There’s not a great deal more to be said that hasn’t been said since about the LA Kings since the second or third week of the season, even as some details change. They’ve lost nine in a row. And though their team game may have been relatively healthy a week or two ago, they lost 6-1 in two of their last three games, scored only one goal in three of four and allowed their 10th power play goal since the losing streak began in Boston on February 9. Their two most significant investments, Drew Doughty and Anze Kopitar, have been on the ice for 19 and 18 goals against in all situations. For the second straight game after Rob Blake placed an onus on the veterans to be “just as competitive” as the younger players, the team was again slower to pucks early, and the Trevor Lewis line was on the ice for 10 of the 21 first period shot attempts, while the combination of Ilya Kovalchuk (1 CF, 11 CA in 8:40 5×5 TOI), Jeff Carter (2 CF, 15 CA) and Tyler Toffoli (3 CF, 16 CA) was ineffective throughout. Sure, they’d emptied the tank in Tampa, and the red-hot Hurricanes, led by Dougie Hamilton and the underrated Jaccob Slavin on Tuesday, are clicking and rejuvenated. But it’s bizarre to think that there are still questions about investment and purpose and drive when they’re looking to end the third-longest losing streak in club history, and that they continue to perform wretchedly in front of Jonathan Quick.

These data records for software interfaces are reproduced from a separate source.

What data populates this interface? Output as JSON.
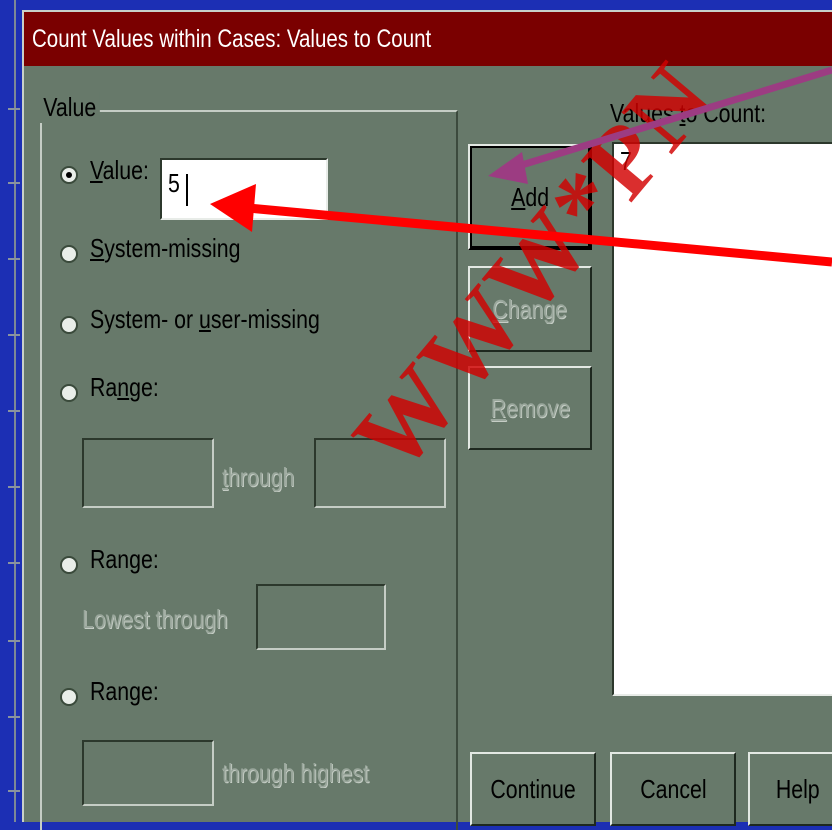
{
  "window": {
    "title": "Count Values within Cases: Values to Count"
  },
  "value_group": {
    "label": "Value",
    "value_label": "Value:",
    "value_input": "5",
    "system_missing": "System-missing",
    "system_or_user_missing": "System- or user-missing",
    "range_label": "Range:",
    "through": "through",
    "range2_label": "Range:",
    "lowest_through": "Lowest through",
    "range3_label": "Range:",
    "through_highest": "through highest"
  },
  "buttons": {
    "add": "Add",
    "change": "Change",
    "remove": "Remove",
    "continue": "Continue",
    "cancel": "Cancel",
    "help": "Help"
  },
  "values_list": {
    "label": "Values to Count:",
    "items": [
      "7"
    ]
  },
  "watermark": "WWW*PN",
  "colors": {
    "title_bar": "#7a0000",
    "dialog": "#67796a",
    "arrow_red": "#ff0000",
    "arrow_purple": "#9c3c82"
  }
}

With sincere respect to Willie Desjardins, an NHL, Olympic and World Juniors head coach and a Calder Cup and two-time Ed Chynoweth Cup champion, I’m fine with Quick showing some fire in the absence of the first period challenge on Hamilton’s goal. Nothing else seems to be sparking the team at this point; maybe this demonstrative event provides some kind of twilight rallying cry. The teams’ personnel are not on equal playing fields, but when the 2014-15 team shut Darryl Sutter out of the locker room after a win in Tampa, they went on to win a franchise-record eight in a row. Something like that is fantasy at this point, but perhaps Quick restarted the pistons that allow this club to climb out of the nosedive they’re currently in. My initial reaction upstairs while watching Hamilton’s goal live was that Quick had been interfered with. After viewing the replays, it looked like Dion Phaneuf did help channel Saku Maenalanen into Quick, and that the goal would probably be upheld. But I didn’t think the interpretation would be cut-and-dry, and one never knows with the somewhat subjective and non-linear precedent in the history of goaltender interference verdicts. Desjardins showed good character by acknowledging after the game that he should have challenged the play.

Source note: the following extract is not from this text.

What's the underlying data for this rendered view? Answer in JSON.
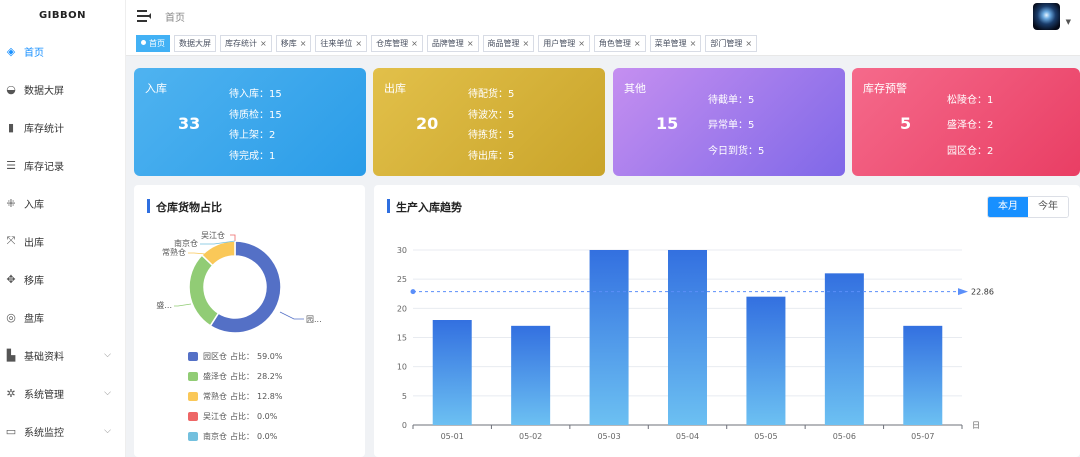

What a gift Don Cherry gave to Carolina by calling them a “bunch of jerks” and denouncing the Storm Surge, catalyzing at the perfect time a young and improving team whose captain, Justin Williams, has transferred his personality into the organizational DNA while creating a savvy and effective marketing campaign. This has resonated among Hurricanes fans, a unique and highly loyal fanbase that might get a few extra chances to tailgate this spring. Last night’s game, a Tuesday night cross-conference non-rivalry match-up, drew a larger crowd than I remember seeing during weekend PNC Arena dates, speaking to the initial success at which the team has capitalized on this opening. By winning a playoff round or two, Bunch of Jerks becomes the Rat Trick or the Rally Monkey, an organic sports talisman whose legacy is built through postseason success. A series between Carolina and Washington or Tampa (RIP, Southeast Division) would provide highly compelling match-ups.
–Lead photo via Karl DeBlaker/NHLI